• **Work required**: Filter the entries below, keeping only lines with the word "JSON".

• **Data for processing**:

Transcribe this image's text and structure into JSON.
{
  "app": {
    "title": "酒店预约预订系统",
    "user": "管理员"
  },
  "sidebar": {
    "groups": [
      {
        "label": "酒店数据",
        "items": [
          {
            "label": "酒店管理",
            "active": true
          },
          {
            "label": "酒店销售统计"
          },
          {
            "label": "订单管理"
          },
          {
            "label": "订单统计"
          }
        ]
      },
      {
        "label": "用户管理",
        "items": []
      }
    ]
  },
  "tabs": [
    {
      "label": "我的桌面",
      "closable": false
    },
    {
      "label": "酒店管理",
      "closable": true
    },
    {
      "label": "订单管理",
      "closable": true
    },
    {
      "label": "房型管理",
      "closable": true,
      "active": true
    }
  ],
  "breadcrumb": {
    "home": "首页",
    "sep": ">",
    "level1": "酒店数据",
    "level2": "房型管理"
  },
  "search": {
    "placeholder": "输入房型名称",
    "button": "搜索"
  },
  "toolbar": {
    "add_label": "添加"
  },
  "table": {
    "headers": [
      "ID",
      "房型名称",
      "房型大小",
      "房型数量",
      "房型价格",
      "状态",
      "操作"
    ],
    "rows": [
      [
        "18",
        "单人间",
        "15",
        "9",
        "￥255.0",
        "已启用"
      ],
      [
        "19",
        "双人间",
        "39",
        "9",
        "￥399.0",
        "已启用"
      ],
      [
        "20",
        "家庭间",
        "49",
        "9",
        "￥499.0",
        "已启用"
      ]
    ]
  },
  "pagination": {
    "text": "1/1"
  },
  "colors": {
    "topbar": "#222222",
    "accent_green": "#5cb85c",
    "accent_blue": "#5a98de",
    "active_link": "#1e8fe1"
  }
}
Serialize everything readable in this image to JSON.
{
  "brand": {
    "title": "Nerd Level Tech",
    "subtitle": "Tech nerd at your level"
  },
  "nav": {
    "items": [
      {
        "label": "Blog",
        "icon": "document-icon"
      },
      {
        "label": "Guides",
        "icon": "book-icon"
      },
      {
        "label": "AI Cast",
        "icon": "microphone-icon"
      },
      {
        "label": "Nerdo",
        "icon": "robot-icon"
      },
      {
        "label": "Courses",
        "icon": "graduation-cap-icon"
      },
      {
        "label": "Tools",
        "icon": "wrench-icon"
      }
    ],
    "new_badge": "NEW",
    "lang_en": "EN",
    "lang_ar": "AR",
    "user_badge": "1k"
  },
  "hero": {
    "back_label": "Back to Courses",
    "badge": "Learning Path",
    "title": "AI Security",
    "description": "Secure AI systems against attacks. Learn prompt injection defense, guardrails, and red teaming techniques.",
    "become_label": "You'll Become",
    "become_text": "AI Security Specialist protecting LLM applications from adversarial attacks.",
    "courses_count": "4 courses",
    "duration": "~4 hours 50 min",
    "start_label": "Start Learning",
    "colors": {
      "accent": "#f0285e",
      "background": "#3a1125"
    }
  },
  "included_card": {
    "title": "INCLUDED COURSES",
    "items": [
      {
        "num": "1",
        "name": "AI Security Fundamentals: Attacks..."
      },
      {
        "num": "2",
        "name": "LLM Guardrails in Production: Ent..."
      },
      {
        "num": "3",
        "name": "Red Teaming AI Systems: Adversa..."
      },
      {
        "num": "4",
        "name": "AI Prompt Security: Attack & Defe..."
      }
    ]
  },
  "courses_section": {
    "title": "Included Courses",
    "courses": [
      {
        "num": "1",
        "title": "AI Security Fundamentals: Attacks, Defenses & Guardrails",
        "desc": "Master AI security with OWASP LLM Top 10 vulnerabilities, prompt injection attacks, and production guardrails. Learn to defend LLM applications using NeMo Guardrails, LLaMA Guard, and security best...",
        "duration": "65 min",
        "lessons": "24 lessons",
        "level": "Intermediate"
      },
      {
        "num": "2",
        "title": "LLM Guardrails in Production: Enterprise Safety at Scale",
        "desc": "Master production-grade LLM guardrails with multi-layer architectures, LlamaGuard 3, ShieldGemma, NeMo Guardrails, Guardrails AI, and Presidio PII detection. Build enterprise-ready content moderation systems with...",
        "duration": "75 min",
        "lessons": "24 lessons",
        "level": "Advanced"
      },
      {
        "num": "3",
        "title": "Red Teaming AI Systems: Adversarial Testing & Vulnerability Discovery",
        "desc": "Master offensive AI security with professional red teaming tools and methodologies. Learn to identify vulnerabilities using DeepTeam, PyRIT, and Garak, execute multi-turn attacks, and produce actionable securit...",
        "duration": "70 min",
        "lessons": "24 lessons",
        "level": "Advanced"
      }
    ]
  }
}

• **Response to the task**:
Transcribe this image's text and structure into JSON.
Serialize everything readable in this image to JSON.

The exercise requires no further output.